** WHAT TO WORK ON **
Please reproduce all of the entries exactly, without omitting any.

-- INPUT RECORDS follows --

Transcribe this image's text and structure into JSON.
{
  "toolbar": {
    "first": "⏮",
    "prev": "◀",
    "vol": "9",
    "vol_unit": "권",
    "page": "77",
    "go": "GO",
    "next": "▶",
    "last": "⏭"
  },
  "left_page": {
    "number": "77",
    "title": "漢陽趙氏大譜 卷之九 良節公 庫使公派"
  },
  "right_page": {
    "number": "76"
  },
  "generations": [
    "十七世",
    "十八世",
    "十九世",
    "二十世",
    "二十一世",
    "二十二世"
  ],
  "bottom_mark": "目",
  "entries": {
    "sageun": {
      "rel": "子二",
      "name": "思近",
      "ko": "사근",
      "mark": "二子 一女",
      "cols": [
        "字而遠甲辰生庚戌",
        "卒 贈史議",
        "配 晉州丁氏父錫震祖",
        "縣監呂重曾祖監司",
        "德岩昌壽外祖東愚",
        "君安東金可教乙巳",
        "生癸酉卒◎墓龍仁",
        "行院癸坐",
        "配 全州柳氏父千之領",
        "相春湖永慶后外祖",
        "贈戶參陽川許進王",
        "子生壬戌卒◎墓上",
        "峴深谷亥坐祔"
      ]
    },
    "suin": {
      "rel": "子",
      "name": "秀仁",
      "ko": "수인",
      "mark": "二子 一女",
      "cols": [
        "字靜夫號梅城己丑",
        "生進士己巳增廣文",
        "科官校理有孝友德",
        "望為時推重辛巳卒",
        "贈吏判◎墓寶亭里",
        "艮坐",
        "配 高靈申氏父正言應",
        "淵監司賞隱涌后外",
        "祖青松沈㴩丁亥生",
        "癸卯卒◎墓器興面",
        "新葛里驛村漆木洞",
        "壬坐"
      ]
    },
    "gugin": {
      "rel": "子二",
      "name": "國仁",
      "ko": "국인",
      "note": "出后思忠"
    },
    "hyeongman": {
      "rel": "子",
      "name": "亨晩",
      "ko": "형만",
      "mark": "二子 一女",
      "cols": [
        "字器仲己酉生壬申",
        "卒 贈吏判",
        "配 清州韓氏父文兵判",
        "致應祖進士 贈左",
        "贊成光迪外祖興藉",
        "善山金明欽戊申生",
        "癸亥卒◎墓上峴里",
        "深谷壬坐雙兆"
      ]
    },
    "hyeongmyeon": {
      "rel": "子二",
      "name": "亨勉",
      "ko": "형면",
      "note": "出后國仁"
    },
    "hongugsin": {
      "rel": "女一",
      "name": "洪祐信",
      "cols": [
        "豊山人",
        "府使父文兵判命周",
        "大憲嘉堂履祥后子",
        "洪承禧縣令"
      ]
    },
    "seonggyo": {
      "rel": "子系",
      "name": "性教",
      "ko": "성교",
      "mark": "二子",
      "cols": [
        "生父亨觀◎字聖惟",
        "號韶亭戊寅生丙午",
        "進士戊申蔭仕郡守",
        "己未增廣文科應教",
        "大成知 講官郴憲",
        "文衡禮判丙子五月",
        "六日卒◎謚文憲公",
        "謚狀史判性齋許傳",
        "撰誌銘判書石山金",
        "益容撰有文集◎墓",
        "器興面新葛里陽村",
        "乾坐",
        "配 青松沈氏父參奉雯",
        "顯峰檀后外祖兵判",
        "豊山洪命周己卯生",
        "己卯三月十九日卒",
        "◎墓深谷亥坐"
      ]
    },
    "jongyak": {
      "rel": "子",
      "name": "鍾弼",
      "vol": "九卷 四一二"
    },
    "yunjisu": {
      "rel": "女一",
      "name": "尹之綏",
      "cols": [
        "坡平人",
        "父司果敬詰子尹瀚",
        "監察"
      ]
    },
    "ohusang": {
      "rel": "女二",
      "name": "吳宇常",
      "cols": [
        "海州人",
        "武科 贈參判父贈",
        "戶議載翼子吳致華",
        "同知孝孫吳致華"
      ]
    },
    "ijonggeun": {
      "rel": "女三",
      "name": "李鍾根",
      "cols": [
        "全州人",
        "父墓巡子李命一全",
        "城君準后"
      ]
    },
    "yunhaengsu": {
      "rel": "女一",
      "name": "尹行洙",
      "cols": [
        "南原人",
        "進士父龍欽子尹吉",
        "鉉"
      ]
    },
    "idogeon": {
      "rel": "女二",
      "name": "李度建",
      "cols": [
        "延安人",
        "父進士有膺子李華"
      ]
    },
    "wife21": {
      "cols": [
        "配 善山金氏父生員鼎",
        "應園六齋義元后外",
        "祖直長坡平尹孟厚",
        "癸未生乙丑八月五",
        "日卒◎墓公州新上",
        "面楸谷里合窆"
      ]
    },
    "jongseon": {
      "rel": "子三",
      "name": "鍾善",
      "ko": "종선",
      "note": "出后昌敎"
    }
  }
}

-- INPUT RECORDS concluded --

** WRITTEN RESPONSE **
Transcribe this image's text and structure into JSON.
{
  "toolbar": {
    "first": "⏮",
    "prev": "◀",
    "vol": "9",
    "vol_unit": "권",
    "page": "77",
    "go": "GO",
    "next": "▶",
    "last": "⏭"
  },
  "left_page": {
    "number": "77",
    "title": "漢陽趙氏大譜 卷之九 良節公 庫使公派"
  },
  "right_page": {
    "number": "76"
  },
  "generations": [
    "十七世",
    "十八世",
    "十九世",
    "二十世",
    "二十一世",
    "二十二世"
  ],
  "bottom_mark": "目",
  "entries": {
    "sageun": {
      "rel": "子二",
      "name": "思近",
      "ko": "사근",
      "mark": "二子 一女",
      "cols": [
        "字而遠甲辰生庚戌",
        "卒 贈史議",
        "配 晉州丁氏父錫震祖",
        "縣監呂重曾祖監司",
        "德岩昌壽外祖東愚",
        "君安東金可教乙巳",
        "生癸酉卒◎墓龍仁",
        "行院癸坐",
        "配 全州柳氏父千之領",
        "相春湖永慶后外祖",
        "贈戶參陽川許進王",
        "子生壬戌卒◎墓上",
        "峴深谷亥坐祔"
      ]
    },
    "suin": {
      "rel": "子",
      "name": "秀仁",
      "ko": "수인",
      "mark": "二子 一女",
      "cols": [
        "字靜夫號梅城己丑",
        "生進士己巳增廣文",
        "科官校理有孝友德",
        "望為時推重辛巳卒",
        "贈吏判◎墓寶亭里",
        "艮坐",
        "配 高靈申氏父正言應",
        "淵監司賞隱涌后外",
        "祖青松沈㴩丁亥生",
        "癸卯卒◎墓器興面",
        "新葛里驛村漆木洞",
        "壬坐"
      ]
    },
    "gugin": {
      "rel": "子二",
      "name": "國仁",
      "ko": "국인",
      "note": "出后思忠"
    },
    "hyeongman": {
      "rel": "子",
      "name": "亨晩",
      "ko": "형만",
      "mark": "二子 一女",
      "cols": [
        "字器仲己酉生壬申",
        "卒 贈吏判",
        "配 清州韓氏父文兵判",
        "致應祖進士 贈左",
        "贊成光迪外祖興藉",
        "善山金明欽戊申生",
        "癸亥卒◎墓上峴里",
        "深谷壬坐雙兆"
      ]
    },
    "hyeongmyeon": {
      "rel": "子二",
      "name": "亨勉",
      "ko": "형면",
      "note": "出后國仁"
    },
    "hongugsin": {
      "rel": "女一",
      "name": "洪祐信",
      "cols": [
        "豊山人",
        "府使父文兵判命周",
        "大憲嘉堂履祥后子",
        "洪承禧縣令"
      ]
    },
    "seonggyo": {
      "rel": "子系",
      "name": "性教",
      "ko": "성교",
      "mark": "二子",
      "cols": [
        "生父亨觀◎字聖惟",
        "號韶亭戊寅生丙午",
        "進士戊申蔭仕郡守",
        "己未增廣文科應教",
        "大成知 講官郴憲",
        "文衡禮判丙子五月",
        "六日卒◎謚文憲公",
        "謚狀史判性齋許傳",
        "撰誌銘判書石山金",
        "益容撰有文集◎墓",
        "器興面新葛里陽村",
        "乾坐",
        "配 青松沈氏父參奉雯",
        "顯峰檀后外祖兵判",
        "豊山洪命周己卯生",
        "己卯三月十九日卒",
        "◎墓深谷亥坐"
      ]
    },
    "jongyak": {
      "rel": "子",
      "name": "鍾弼",
      "vol": "九卷 四一二"
    },
    "yunjisu": {
      "rel": "女一",
      "name": "尹之綏",
      "cols": [
        "坡平人",
        "父司果敬詰子尹瀚",
        "監察"
      ]
    },
    "ohusang": {
      "rel": "女二",
      "name": "吳宇常",
      "cols": [
        "海州人",
        "武科 贈參判父贈",
        "戶議載翼子吳致華",
        "同知孝孫吳致華"
      ]
    },
    "ijonggeun": {
      "rel": "女三",
      "name": "李鍾根",
      "cols": [
        "全州人",
        "父墓巡子李命一全",
        "城君準后"
      ]
    },
    "yunhaengsu": {
      "rel": "女一",
      "name": "尹行洙",
      "cols": [
        "南原人",
        "進士父龍欽子尹吉",
        "鉉"
      ]
    },
    "idogeon": {
      "rel": "女二",
      "name": "李度建",
      "cols": [
        "延安人",
        "父進士有膺子李華"
      ]
    },
    "wife21": {
      "cols": [
        "配 善山金氏父生員鼎",
        "應園六齋義元后外",
        "祖直長坡平尹孟厚",
        "癸未生乙丑八月五",
        "日卒◎墓公州新上",
        "面楸谷里合窆"
      ]
    },
    "jongseon": {
      "rel": "子三",
      "name": "鍾善",
      "ko": "종선",
      "note": "出后昌敎"
    }
  }
}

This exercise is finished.